[Opening Available data section]
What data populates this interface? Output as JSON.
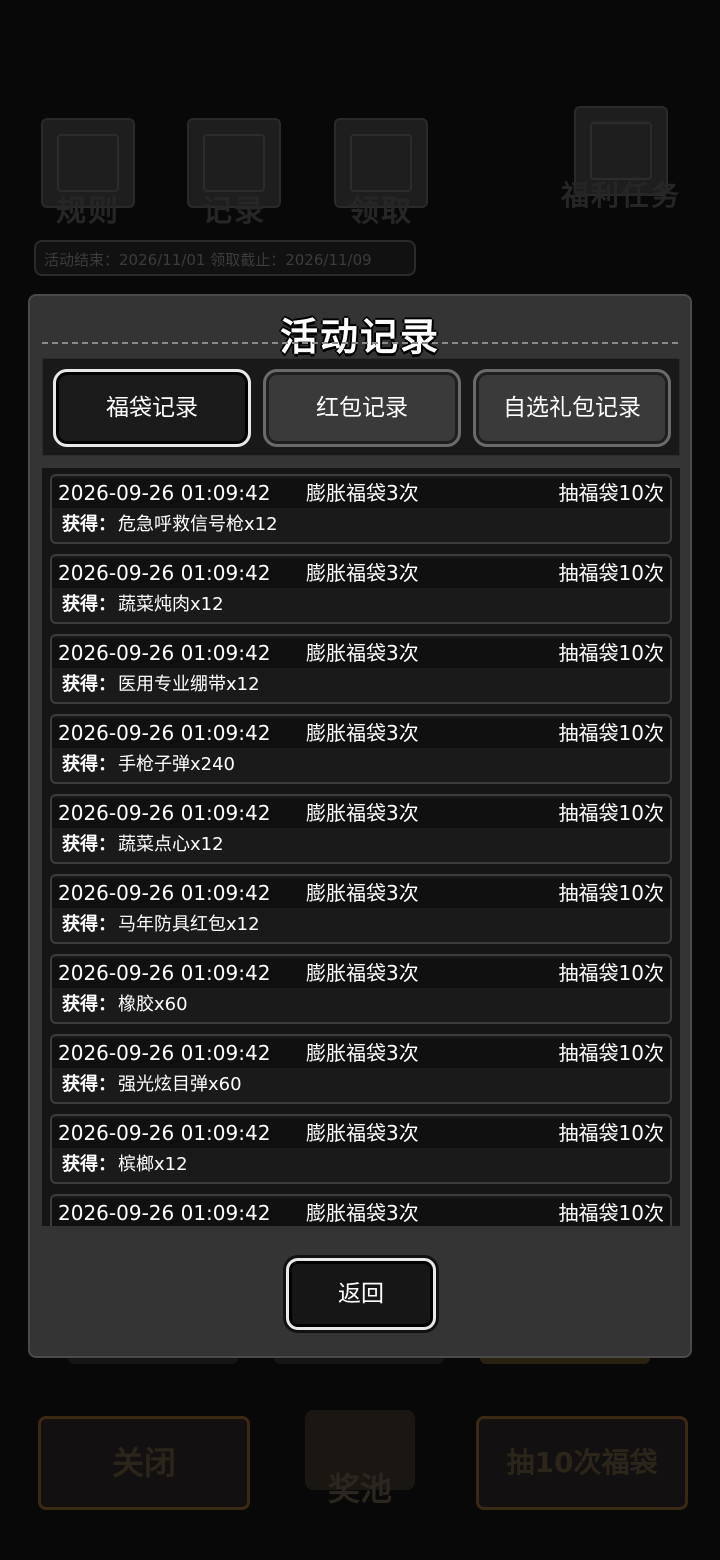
{
  "background": {
    "icons": [
      "规则",
      "记录",
      "领取",
      "福利任务"
    ],
    "dates": "活动结束：2026/11/01  领取截止：2026/11/09",
    "close_label": "关闭",
    "pool_label": "奖池",
    "draw10_label": "抽10次福袋"
  },
  "modal": {
    "title": "活动记录",
    "tabs": [
      {
        "label": "福袋记录",
        "active": true
      },
      {
        "label": "红包记录",
        "active": false
      },
      {
        "label": "自选礼包记录",
        "active": false
      }
    ],
    "obtained_label": "获得：",
    "records": [
      {
        "time": "2026-09-26 01:09:42",
        "type": "膨胀福袋3次",
        "action": "抽福袋10次",
        "reward": "危急呼救信号枪x12"
      },
      {
        "time": "2026-09-26 01:09:42",
        "type": "膨胀福袋3次",
        "action": "抽福袋10次",
        "reward": "蔬菜炖肉x12"
      },
      {
        "time": "2026-09-26 01:09:42",
        "type": "膨胀福袋3次",
        "action": "抽福袋10次",
        "reward": "医用专业绷带x12"
      },
      {
        "time": "2026-09-26 01:09:42",
        "type": "膨胀福袋3次",
        "action": "抽福袋10次",
        "reward": "手枪子弹x240"
      },
      {
        "time": "2026-09-26 01:09:42",
        "type": "膨胀福袋3次",
        "action": "抽福袋10次",
        "reward": "蔬菜点心x12"
      },
      {
        "time": "2026-09-26 01:09:42",
        "type": "膨胀福袋3次",
        "action": "抽福袋10次",
        "reward": "马年防具红包x12"
      },
      {
        "time": "2026-09-26 01:09:42",
        "type": "膨胀福袋3次",
        "action": "抽福袋10次",
        "reward": "橡胶x60"
      },
      {
        "time": "2026-09-26 01:09:42",
        "type": "膨胀福袋3次",
        "action": "抽福袋10次",
        "reward": "强光炫目弹x60"
      },
      {
        "time": "2026-09-26 01:09:42",
        "type": "膨胀福袋3次",
        "action": "抽福袋10次",
        "reward": "槟榔x12"
      },
      {
        "time": "2026-09-26 01:09:42",
        "type": "膨胀福袋3次",
        "action": "抽福袋10次",
        "reward": ""
      }
    ],
    "back_label": "返回"
  }
}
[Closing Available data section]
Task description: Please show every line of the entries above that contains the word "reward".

Result:
        "reward": "危急呼救信号枪x12"
        "reward": "蔬菜炖肉x12"
        "reward": "医用专业绷带x12"
        "reward": "手枪子弹x240"
        "reward": "蔬菜点心x12"
        "reward": "马年防具红包x12"
        "reward": "橡胶x60"
        "reward": "强光炫目弹x60"
        "reward": "槟榔x12"
        "reward": ""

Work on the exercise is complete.